of December, the Governor-General approved the recommendation that the
amendment go forward to the King. His Secretary then sent a coded telegram to
the King's Private Secretary, submitting the Canadian Government's request that
His Majesty approve the amendments to the 1923 Revised Table of Precedence. The
official view given in the telegram was that the objective of the amendment was
to "place Prime Minister more in accordance with his national position and
ahead of Lieutenant-Governors who are appointed by the Government of Canada and
whose status is provincial." It may well be that Mackenzie King felt that
the Lieutenant-Governors, and hence the provinces, had been finally put in
their place. As with the Great Seal issue, the prospect of the King of Canada's
visit resulted in action being taken by the Government, this time to reflect
more accurately the desired constitutional evolution of the nation.
By the time Their Majesties left
the shores of Nova Scotia at the end of their tour on June 15, there was no
doubt that Canadian sovereignty and national feeling had been given a great
boost. This memorable and precedent-setting visit not only allowed Canadians to
see their King performing royal functions in respect of the Government of

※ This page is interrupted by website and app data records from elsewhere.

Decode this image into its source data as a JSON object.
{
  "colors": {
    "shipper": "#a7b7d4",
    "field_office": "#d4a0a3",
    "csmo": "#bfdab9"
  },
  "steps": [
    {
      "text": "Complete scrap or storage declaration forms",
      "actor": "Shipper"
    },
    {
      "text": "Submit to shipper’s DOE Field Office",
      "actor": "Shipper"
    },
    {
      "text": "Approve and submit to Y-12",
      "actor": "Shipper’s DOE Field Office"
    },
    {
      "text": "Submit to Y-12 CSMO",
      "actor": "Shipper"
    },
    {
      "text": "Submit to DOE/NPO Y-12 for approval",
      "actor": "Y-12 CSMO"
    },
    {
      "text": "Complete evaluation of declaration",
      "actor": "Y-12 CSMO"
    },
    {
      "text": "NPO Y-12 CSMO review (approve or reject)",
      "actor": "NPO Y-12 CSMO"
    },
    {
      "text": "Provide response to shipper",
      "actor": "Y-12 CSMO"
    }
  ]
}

Canada, t was also felt beyond Canada's borders, especially in England, where
the visit, in all its constitutional meaning, had given Canada a heightened
status not conceded to her up to that time. Some of these developments may have
occurred at some future point in time but the 1939 Royal Visit was the catalyst
in making them happen sooner, and in a very dramatic, real way, in the person
of His Majesty King George VI. The heightened sense of pride and patriotism
raised by the visit was also a fortuitous and timely gift for a nation that
would be at war only three months later.
The memories of the 1939 Royal
Visit, the excitement, the colour, the relief from gloomy news in Europe,
"will endure for generations until (that day's) youngest child dies a
centenarian" proclaims one beautiful souvenir publication. The legacy of
that first visit to Canada by her reigning monarch will endure even longer. We
celebrate 1867 as the year of our country's birth. But if we think of a State
as a sovereign entity, acting independently in the world, then 1931 and the
Statute of Westminster may be a more realistic date to celebrate, and the
King's visit of 1939 helped to make the 1931 Statute a reality.